Anyway, as I’m one of Wanggaard’s constituents — not that he’s ever listened to me before, mind you — I want to say this to Senator Wanggaard:

Senator, it’s time to stop ducking the issues.  Debate former Senator Lehman in a public forum.  Take questions from your constituents.  And be prepared to explain why, oh why, you voted against collective bargaining when you, yourself, have benefitted handily from collective bargaining in the past (and continue to benefit from it in the here-and-now due to your police retirement).

It’s not that you’ve benefitted that’s so upsetting, Senator — it’s that you don’t want anyone else to benefit now that you have.  (Otherwise known as, “I have mine, so who cares about you?”)  That, sir, is hypocrisy at its finest, and that is why we are so upset with you.

We don’t like hypocrisy in Racine, Senator.  We don’t like it at all.

But you’re still allowed to explain yourself, and your actions, in a way that makes more logical sense than you’ve done thus far.  So do yourself a favor, and debate Lehman; it can’t hurt, might help, and will at least make those of us who oppose you appreciate your willingness to stand up and face the music.
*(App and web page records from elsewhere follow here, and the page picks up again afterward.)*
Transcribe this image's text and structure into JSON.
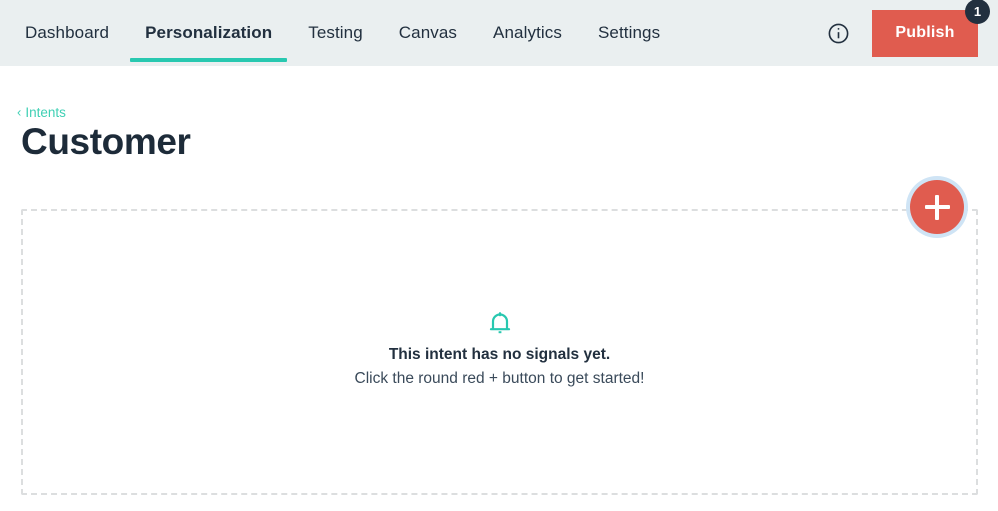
{
  "app": {
    "chrome_strip_color": "#22303f"
  },
  "header": {
    "background_color": "#eaeff0",
    "nav": [
      {
        "label": "Dashboard",
        "active": false
      },
      {
        "label": "Personalization",
        "active": true
      },
      {
        "label": "Testing",
        "active": false
      },
      {
        "label": "Canvas",
        "active": false
      },
      {
        "label": "Analytics",
        "active": false
      },
      {
        "label": "Settings",
        "active": false
      }
    ],
    "active_indicator_color": "#28c8b0",
    "info_icon": "info-circle-icon",
    "publish": {
      "label": "Publish",
      "badge_count": "1",
      "color": "#e05c4f",
      "badge_color": "#22303f"
    }
  },
  "page": {
    "breadcrumb": {
      "chevron": "‹",
      "label": "Intents",
      "color": "#3fd0b4"
    },
    "title": "Customer",
    "title_color": "#1d2b39"
  },
  "empty_state": {
    "icon": "bell-icon",
    "icon_color": "#28c8b0",
    "title": "This intent has no signals yet.",
    "subtitle": "Click the round red + button to get started!",
    "panel_border_color": "#dcdedf"
  },
  "fab": {
    "icon": "plus-icon",
    "color": "#e05c4f",
    "focus_ring_color": "#cfe4f5"
  }
}
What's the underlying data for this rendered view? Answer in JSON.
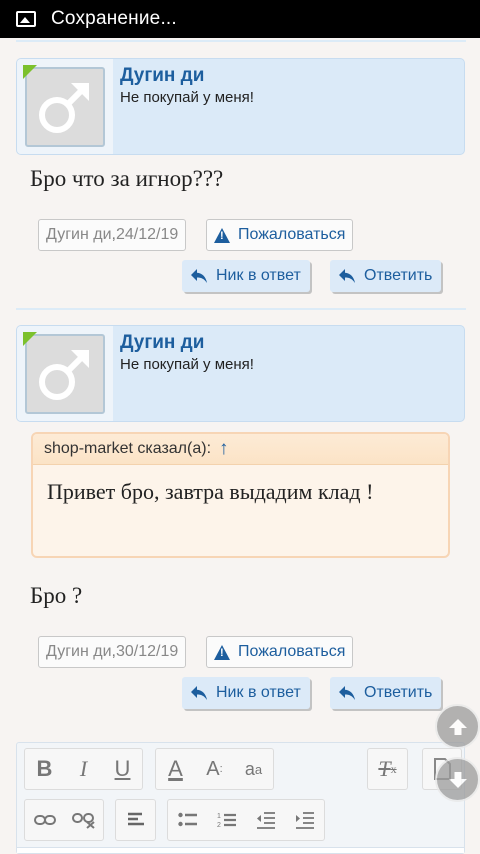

**Note that while Wanggaard’s upcoming recall election isn’t a 100% lead-pipe cinch, I would put it at 99.9% likely due to the fact that over 24,000 signatures were turned in while approximately 15,400 were needed to recall Wanggaard.  Not all of those signatures will be valid, but most will be; Wanggaard is headed to a recall election and he well knows it.